The visit was too short, but it was certainly sweet. I'm so happy Janilce and Fernando were able to finally meet Jonathan. We love and miss you both!

Tuesday, April 24, 2012

I Like to be in America

I'm visiting the United States for several weeks this month.

When Fabio and I decided to move to Singapore, I knew I would miss my family and friends a lot. I thought I would probably miss good Mexican food and maybe even an item or two I wouldn't be able to find outside the U.S. I had no idea I would miss Target, driving myself wherever I wanted, whole wheat bread, outlet malls, ordering things online, Costco, and affordable Cheerios.

It's hard to explain the emotions associated with returning to the United States after living away for awhile, so I won't try. I feel so patriotic, but not in the ways one would expect. I haven't found myself in awe and wonder over the Primary Elections, the free press, or the peaceful protests. It's the very little things that overwhelm me and make me so grateful to be from the Purple Mountain's Majesty; and then in a very subtle, secondary way, grateful for the system that protects those little things that make America different and special.

My first full-day back we stopped at Walmart to pick up some essentials. My jaw dropped as we walked in. I've been to Walmart plenty of times before, but this time it was different. I had something to compare it to. More than 20 kinds of mascara, an entire aisle for breakfast cereal, two kinds of sugar-free cranberry juice, baby formula for less than half what I pay in Singapore, cheese for pennies on the dollar, and the list goes on.

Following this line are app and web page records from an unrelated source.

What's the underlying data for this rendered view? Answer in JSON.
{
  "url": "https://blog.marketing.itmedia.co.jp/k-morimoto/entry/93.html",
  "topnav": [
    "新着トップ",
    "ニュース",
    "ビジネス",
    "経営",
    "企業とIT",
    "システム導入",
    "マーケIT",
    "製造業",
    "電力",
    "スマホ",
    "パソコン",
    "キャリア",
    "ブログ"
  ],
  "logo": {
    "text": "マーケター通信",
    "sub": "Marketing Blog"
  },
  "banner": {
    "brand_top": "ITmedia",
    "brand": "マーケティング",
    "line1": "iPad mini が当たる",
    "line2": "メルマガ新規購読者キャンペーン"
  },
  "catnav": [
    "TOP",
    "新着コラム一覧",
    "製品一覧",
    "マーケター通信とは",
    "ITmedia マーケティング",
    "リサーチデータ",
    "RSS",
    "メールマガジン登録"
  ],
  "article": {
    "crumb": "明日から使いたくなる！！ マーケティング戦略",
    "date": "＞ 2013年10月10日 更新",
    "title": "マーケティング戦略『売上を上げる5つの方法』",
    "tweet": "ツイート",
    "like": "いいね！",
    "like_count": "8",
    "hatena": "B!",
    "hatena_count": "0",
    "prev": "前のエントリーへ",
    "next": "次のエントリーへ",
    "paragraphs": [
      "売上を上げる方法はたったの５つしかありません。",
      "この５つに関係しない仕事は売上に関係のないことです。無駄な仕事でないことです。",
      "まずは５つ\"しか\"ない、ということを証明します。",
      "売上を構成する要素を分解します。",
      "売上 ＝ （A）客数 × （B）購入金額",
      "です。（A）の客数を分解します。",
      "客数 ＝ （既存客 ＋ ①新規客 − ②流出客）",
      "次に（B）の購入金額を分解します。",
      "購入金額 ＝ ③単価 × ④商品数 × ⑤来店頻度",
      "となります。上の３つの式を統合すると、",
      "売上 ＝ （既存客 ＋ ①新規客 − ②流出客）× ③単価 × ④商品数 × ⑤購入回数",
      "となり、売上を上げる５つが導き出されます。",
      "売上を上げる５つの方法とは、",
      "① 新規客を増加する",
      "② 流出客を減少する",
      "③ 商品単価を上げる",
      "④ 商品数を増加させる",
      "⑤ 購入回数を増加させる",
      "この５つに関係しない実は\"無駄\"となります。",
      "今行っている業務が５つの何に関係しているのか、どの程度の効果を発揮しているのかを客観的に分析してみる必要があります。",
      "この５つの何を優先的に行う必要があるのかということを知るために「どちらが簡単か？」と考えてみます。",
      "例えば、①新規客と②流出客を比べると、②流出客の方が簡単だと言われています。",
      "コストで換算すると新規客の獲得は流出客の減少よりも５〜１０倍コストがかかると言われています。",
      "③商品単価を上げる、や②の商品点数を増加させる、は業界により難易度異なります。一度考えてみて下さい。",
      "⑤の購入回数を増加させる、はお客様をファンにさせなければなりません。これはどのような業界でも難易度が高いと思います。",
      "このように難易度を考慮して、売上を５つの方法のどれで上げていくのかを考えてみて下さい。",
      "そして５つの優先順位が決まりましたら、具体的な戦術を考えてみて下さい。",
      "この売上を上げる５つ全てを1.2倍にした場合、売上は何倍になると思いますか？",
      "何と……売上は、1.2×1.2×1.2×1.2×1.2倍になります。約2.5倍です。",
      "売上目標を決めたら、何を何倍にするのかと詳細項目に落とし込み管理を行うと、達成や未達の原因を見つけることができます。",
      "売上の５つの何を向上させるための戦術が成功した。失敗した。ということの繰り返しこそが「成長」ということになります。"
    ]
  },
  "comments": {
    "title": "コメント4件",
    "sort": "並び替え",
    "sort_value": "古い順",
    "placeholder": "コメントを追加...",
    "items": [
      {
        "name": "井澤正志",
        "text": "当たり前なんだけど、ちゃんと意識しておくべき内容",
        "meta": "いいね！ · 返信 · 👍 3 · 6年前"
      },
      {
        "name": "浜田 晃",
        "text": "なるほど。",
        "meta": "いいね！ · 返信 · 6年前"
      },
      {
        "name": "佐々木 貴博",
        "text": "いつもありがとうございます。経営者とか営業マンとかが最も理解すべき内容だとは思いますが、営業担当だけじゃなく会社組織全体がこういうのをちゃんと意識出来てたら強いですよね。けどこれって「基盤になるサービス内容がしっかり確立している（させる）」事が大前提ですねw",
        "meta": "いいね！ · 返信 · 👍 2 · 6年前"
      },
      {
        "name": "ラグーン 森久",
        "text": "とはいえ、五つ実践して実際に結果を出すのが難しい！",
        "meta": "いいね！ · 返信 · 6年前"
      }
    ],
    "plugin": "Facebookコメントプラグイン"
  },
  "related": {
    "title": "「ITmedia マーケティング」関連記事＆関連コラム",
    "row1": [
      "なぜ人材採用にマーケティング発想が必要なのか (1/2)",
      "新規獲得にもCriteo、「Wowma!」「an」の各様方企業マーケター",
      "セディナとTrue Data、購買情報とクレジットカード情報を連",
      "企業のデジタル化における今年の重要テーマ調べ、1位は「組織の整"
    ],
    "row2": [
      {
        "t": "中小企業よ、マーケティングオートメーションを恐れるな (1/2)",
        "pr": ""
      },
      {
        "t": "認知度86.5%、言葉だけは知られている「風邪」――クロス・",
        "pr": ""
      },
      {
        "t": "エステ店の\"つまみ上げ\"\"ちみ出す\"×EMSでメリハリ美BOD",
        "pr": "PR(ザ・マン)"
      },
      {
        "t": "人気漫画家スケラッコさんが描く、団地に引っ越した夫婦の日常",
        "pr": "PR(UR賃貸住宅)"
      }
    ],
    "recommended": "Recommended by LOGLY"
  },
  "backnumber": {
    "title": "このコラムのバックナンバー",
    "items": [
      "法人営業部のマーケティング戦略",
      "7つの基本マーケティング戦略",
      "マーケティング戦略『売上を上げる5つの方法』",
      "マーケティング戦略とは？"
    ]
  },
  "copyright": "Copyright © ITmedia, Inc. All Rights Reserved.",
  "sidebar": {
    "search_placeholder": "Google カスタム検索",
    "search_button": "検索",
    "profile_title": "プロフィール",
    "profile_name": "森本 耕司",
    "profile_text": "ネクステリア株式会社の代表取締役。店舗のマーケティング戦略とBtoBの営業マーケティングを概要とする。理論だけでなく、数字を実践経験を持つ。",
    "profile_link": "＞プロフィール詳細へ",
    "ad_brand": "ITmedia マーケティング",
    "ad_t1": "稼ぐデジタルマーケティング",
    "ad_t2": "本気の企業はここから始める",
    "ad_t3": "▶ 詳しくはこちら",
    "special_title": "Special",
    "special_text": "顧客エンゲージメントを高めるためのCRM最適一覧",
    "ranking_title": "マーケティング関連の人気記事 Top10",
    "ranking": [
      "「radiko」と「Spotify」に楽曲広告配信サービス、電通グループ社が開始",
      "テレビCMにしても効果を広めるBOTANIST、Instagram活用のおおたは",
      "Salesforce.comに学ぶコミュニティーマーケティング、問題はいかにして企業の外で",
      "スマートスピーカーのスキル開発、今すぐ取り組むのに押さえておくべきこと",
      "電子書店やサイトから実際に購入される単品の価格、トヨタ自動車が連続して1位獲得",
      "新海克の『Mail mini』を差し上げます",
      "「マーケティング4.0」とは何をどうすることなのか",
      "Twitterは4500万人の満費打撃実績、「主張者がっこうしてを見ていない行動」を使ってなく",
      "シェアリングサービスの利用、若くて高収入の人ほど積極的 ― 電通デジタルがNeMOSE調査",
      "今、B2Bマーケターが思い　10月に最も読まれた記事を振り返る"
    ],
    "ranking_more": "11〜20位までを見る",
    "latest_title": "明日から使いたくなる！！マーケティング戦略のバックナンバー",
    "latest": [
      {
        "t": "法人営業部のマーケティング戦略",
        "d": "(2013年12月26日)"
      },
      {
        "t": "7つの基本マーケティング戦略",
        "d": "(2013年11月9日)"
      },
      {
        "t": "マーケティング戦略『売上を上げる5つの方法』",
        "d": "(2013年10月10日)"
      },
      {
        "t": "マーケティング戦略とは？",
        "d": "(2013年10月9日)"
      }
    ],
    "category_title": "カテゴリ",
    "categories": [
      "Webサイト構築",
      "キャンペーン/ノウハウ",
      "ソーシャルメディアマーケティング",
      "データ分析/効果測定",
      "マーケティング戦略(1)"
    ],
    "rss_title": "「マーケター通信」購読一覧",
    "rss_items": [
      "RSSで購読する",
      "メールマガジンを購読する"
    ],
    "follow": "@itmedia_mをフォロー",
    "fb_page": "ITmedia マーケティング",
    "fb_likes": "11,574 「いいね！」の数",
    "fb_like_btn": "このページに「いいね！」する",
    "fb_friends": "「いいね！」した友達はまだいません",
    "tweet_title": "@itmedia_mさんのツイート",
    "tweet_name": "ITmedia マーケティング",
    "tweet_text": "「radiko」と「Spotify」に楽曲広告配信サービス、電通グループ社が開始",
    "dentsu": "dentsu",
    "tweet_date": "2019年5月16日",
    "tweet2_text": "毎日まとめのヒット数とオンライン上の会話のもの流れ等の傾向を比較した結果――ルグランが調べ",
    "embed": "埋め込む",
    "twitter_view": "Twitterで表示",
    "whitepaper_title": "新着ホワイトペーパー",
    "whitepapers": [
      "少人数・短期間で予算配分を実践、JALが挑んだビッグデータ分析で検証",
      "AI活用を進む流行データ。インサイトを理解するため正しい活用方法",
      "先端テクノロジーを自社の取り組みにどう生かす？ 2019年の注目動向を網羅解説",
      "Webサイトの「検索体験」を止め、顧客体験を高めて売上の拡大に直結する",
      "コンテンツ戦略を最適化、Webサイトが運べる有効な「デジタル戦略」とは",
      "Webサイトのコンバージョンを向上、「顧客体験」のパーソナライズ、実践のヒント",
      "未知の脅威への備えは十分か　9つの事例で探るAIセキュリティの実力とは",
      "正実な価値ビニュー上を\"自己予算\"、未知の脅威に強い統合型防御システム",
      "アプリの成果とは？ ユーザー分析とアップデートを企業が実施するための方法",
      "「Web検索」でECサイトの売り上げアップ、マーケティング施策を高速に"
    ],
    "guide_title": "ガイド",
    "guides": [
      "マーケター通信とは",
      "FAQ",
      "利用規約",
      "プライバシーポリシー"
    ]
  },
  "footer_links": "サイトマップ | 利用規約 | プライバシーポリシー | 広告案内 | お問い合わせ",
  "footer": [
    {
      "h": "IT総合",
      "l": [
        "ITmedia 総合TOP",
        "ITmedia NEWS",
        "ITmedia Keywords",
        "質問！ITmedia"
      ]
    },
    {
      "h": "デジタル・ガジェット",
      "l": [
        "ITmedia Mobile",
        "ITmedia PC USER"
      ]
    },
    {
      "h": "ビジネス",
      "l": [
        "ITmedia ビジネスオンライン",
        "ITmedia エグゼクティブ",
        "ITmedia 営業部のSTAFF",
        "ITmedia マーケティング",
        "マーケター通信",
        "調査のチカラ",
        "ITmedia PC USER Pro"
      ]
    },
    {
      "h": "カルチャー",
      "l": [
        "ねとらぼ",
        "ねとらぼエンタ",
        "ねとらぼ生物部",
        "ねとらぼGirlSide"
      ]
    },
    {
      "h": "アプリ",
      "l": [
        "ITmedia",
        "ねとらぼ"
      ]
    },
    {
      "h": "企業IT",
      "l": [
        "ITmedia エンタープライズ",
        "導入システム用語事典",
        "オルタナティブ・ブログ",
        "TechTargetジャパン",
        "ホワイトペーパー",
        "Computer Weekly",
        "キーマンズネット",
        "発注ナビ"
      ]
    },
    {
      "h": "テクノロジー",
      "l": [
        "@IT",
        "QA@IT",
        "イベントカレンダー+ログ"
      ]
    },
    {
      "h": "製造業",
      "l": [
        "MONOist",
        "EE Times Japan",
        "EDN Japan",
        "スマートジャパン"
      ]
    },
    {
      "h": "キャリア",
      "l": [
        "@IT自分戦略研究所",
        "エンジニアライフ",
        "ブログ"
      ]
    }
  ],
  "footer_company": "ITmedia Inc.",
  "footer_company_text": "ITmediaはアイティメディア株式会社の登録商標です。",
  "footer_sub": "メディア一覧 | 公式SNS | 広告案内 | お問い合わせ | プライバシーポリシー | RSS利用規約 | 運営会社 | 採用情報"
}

As I picked up an enormous box of Cheerios, I noticed the price: $3.50. I started to cry. I was so overwhelmed by the abundance that has come to be synonymous with the United States. It wasn't just that there was so much available--so much was affordable. There I stood in the cereal aisle in Walmart, holding a box of Cheerios, with tears streaming down my cheeks. I finally appreciated what I'd always had growing up. I felt so patriotic in the checkout line when a basket full of diapers, a high chair, a baby tub, formula, cereal, fresh produce (including berries), cookies, cheese, and who-knows-what-else came out to less than $150.

Sure, there are shootings, stifling pollution, bazaar political stale-mates, and other aspects of American life that are less-than-ideal. But the other day I drove to the grocery store on my way home from an outlet mall (where there were clothes I liked that fit right), found everything I wanted (and then some) in wide aisles, and paid less than $4 for a gallon of organic milk. There's a lot to be said for that.

God Bless the U.S.A.!